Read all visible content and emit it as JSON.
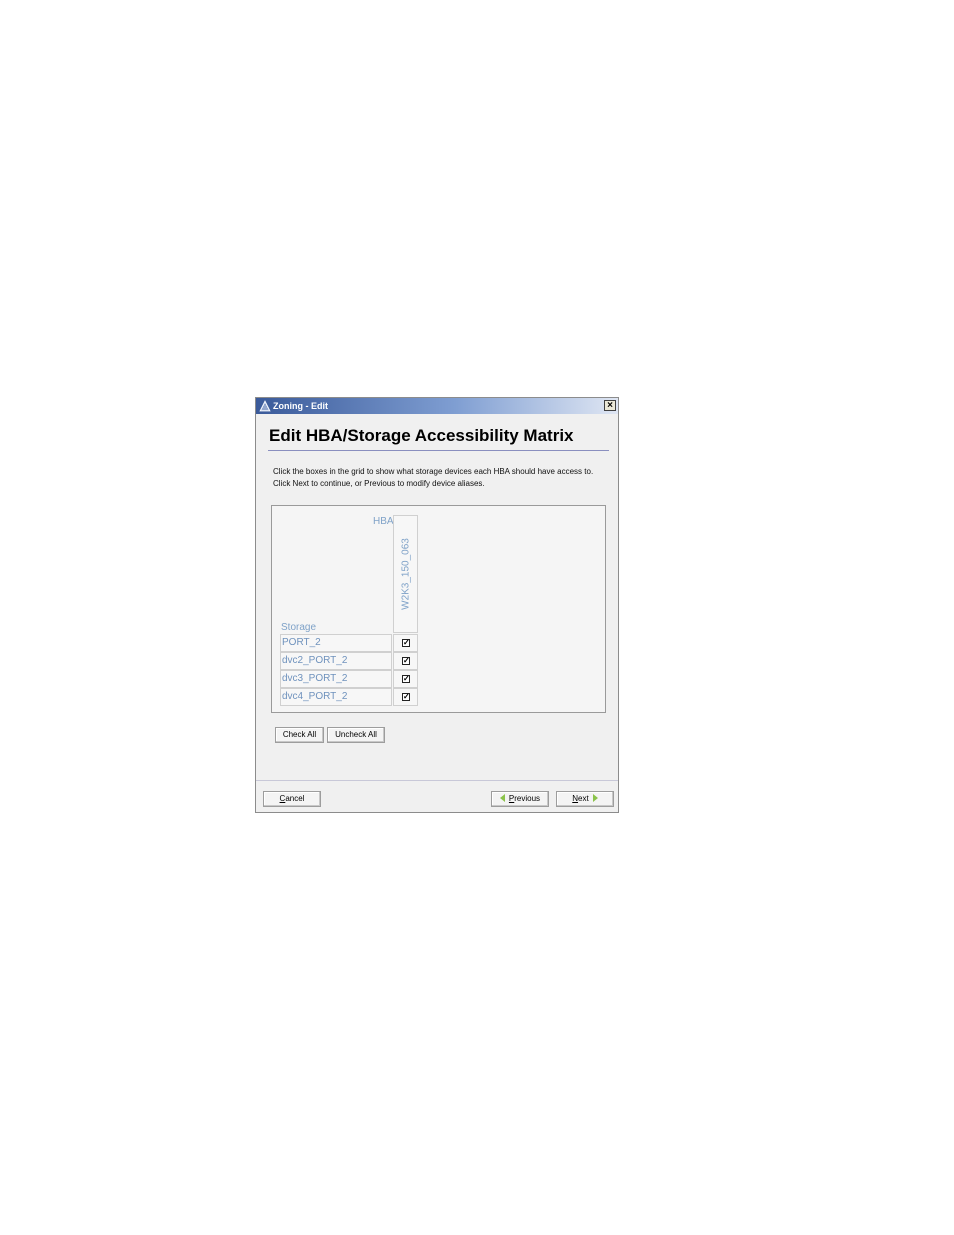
{
  "window": {
    "title": "Zoning - Edit",
    "close_symbol": "×"
  },
  "page": {
    "heading": "Edit HBA/Storage Accessibility Matrix",
    "instructions": [
      "Click the boxes in the grid to show what storage devices each HBA should have access to.",
      "Click Next to continue, or Previous to modify device aliases."
    ]
  },
  "matrix": {
    "hba_label": "HBA",
    "storage_label": "Storage",
    "hba_columns": [
      "W2K3_150_063"
    ],
    "rows": [
      {
        "name": "PORT_2",
        "checked": true
      },
      {
        "name": "dvc2_PORT_2",
        "checked": true
      },
      {
        "name": "dvc3_PORT_2",
        "checked": true
      },
      {
        "name": "dvc4_PORT_2",
        "checked": true
      }
    ],
    "check_mark": "✓"
  },
  "buttons": {
    "check_all": "Check All",
    "uncheck_all": "Uncheck All",
    "cancel_mnemonic": "C",
    "cancel_rest": "ancel",
    "previous_mnemonic": "P",
    "previous_rest": "revious",
    "next_mnemonic": "N",
    "next_rest": "ext"
  },
  "colors": {
    "label_blue": "#7fa2c8",
    "nav_arrow": "#8bc34a",
    "title_bar": "#3a5a9a"
  },
  "icons": {
    "window": "zoning-app-icon",
    "close": "close-icon",
    "previous": "arrow-left-icon",
    "next": "arrow-right-icon"
  }
}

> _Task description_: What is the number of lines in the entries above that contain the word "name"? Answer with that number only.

> _Your solution_: 4